Please return all lines from the records below that include the string "андроид".

━━━━━━━━━━━━━━━━━━━━

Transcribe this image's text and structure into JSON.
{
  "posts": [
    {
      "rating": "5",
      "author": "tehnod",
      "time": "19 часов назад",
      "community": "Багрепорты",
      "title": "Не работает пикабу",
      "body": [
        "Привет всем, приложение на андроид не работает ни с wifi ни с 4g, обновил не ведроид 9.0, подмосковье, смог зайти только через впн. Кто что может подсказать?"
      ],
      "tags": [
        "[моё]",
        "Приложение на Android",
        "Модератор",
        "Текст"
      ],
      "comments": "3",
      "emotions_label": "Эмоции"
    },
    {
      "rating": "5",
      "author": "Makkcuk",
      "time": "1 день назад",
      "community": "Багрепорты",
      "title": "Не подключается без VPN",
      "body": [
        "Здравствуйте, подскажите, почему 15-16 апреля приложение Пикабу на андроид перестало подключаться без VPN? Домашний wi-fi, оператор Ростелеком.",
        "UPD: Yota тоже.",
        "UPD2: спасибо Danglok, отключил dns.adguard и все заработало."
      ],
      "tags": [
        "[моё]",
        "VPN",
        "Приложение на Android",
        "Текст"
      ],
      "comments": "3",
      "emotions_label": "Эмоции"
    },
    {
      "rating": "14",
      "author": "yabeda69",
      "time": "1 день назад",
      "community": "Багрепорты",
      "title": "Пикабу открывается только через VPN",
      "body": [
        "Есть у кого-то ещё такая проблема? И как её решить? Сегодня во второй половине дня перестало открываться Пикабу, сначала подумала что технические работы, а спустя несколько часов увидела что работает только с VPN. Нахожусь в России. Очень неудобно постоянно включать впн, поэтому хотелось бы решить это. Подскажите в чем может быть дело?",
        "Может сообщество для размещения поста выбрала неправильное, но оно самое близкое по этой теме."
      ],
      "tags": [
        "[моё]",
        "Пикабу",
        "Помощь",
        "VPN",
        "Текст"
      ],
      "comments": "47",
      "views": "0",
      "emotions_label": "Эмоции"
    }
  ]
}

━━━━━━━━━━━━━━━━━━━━

*Exercise output*:
        "Привет всем, приложение на андроид не работает ни с wifi ни с 4g, обновил не ведроид 9.0, подмосковье, смог зайти только через впн. Кто что может подсказать?"
        "Здравствуйте, подскажите, почему 15-16 апреля приложение Пикабу на андроид перестало подключаться без VPN? Домашний wi-fi, оператор Ростелеком.",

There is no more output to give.